TASK ITEM
The output is a word-for-word repeat of the listing below, free of images.

▼▼▼

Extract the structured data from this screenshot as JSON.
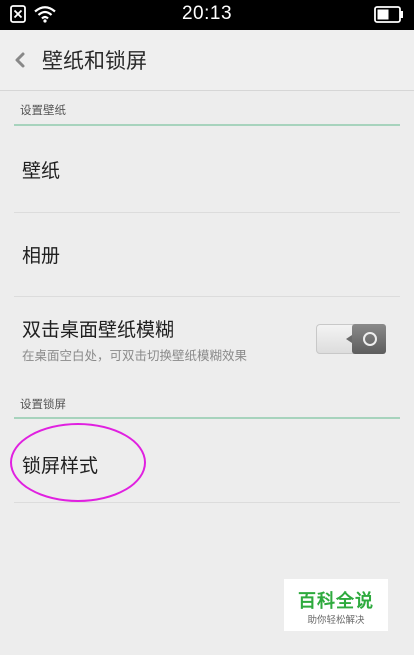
{
  "status_bar": {
    "time": "20:13",
    "icons": [
      "sim-off-icon",
      "wifi-icon",
      "battery-icon"
    ]
  },
  "header": {
    "back_icon": "chevron-left-icon",
    "title": "壁纸和锁屏"
  },
  "sections": [
    {
      "header": "设置壁纸",
      "items": [
        {
          "label": "壁纸"
        },
        {
          "label": "相册"
        },
        {
          "label": "双击桌面壁纸模糊",
          "sublabel": "在桌面空白处，可双击切换壁纸模糊效果",
          "toggle": "off"
        }
      ]
    },
    {
      "header": "设置锁屏",
      "items": [
        {
          "label": "锁屏样式"
        }
      ]
    }
  ],
  "annotation": {
    "color": "#e020e0",
    "shape": "ellipse",
    "target": "锁屏样式"
  },
  "watermark": {
    "title": "百科全说",
    "subtitle": "助你轻松解决",
    "color": "#2eaa3e"
  },
  "colors": {
    "section_divider": "#a7d3bd",
    "background": "#ededed"
  }
}
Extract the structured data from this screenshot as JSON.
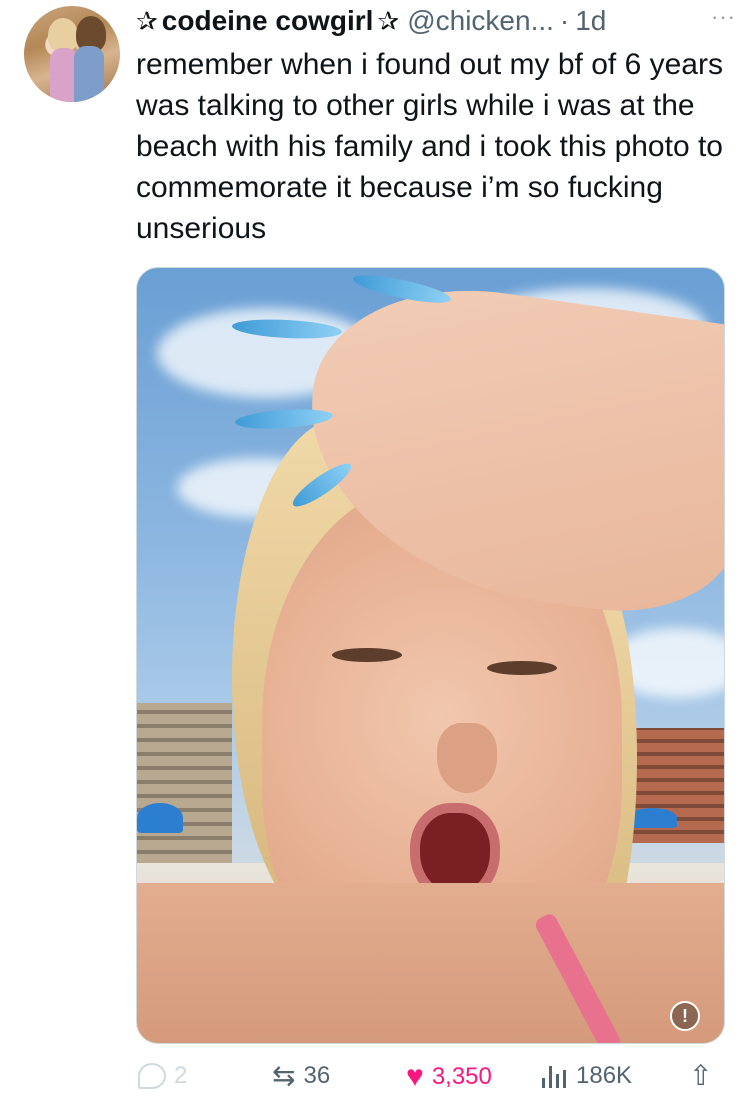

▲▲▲

SOLUTION TO THIS TASK
Extract the structured data from this screenshot as JSON.
{
  "status_bar": {
    "time": "20:13",
    "icons": [
      "sim-off-icon",
      "wifi-icon",
      "battery-icon"
    ]
  },
  "header": {
    "back_icon": "chevron-left-icon",
    "title": "壁纸和锁屏"
  },
  "sections": [
    {
      "header": "设置壁纸",
      "items": [
        {
          "label": "壁纸"
        },
        {
          "label": "相册"
        },
        {
          "label": "双击桌面壁纸模糊",
          "sublabel": "在桌面空白处，可双击切换壁纸模糊效果",
          "toggle": "off"
        }
      ]
    },
    {
      "header": "设置锁屏",
      "items": [
        {
          "label": "锁屏样式"
        }
      ]
    }
  ],
  "annotation": {
    "color": "#e020e0",
    "shape": "ellipse",
    "target": "锁屏样式"
  },
  "watermark": {
    "title": "百科全说",
    "subtitle": "助你轻松解决",
    "color": "#2eaa3e"
  },
  "colors": {
    "section_divider": "#a7d3bd",
    "background": "#ededed"
  }
}
Extract the structured data from this screenshot as JSON.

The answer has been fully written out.